EXERCISE REQUIREMENTS: All lines in the data that hold the word "test" need copying.

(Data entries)

• • • • •

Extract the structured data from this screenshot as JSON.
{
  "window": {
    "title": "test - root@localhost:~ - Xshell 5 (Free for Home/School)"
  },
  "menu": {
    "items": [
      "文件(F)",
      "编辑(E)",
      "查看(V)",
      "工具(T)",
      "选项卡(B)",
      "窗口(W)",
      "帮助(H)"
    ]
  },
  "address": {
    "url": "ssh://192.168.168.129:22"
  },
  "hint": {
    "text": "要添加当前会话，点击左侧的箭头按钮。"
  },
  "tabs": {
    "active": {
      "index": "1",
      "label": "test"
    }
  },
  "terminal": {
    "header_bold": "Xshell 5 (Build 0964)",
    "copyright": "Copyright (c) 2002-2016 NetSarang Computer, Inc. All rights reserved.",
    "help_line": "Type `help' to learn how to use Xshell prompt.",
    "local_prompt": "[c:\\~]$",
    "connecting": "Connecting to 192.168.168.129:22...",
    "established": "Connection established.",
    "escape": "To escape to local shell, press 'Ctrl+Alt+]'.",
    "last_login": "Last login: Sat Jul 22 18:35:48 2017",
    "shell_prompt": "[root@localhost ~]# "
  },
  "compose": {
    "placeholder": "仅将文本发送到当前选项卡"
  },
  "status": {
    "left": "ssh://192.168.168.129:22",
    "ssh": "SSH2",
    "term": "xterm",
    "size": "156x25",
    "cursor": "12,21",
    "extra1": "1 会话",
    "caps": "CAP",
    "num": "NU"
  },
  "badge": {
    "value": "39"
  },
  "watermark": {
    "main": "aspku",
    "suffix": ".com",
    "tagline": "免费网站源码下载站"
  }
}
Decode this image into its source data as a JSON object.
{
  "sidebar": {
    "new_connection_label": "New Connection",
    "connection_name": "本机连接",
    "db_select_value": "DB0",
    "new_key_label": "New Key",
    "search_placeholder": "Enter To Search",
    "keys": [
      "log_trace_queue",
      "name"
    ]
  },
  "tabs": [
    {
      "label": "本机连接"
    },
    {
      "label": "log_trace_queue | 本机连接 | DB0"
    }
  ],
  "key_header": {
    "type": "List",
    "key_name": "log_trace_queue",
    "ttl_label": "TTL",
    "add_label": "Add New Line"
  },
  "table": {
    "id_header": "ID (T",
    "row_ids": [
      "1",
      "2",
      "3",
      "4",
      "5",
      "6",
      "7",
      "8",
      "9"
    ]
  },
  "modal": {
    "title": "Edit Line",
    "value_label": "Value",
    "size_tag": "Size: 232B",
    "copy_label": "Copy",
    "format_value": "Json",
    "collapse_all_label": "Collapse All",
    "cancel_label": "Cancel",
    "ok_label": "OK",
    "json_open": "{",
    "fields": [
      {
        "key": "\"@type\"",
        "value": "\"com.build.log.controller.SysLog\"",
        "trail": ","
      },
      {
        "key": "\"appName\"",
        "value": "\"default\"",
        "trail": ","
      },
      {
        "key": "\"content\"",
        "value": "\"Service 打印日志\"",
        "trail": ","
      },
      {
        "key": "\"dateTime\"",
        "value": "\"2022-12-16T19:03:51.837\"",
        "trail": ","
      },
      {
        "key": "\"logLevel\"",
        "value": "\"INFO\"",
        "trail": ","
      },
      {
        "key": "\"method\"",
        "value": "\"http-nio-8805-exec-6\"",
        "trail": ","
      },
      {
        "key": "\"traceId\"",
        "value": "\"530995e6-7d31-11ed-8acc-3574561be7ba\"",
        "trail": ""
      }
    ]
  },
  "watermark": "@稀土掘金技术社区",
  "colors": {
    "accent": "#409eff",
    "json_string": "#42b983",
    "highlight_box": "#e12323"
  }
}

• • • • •

RESULT:
    "title": "test - root@localhost:~ - Xshell 5 (Free for Home/School)"
      "label": "test"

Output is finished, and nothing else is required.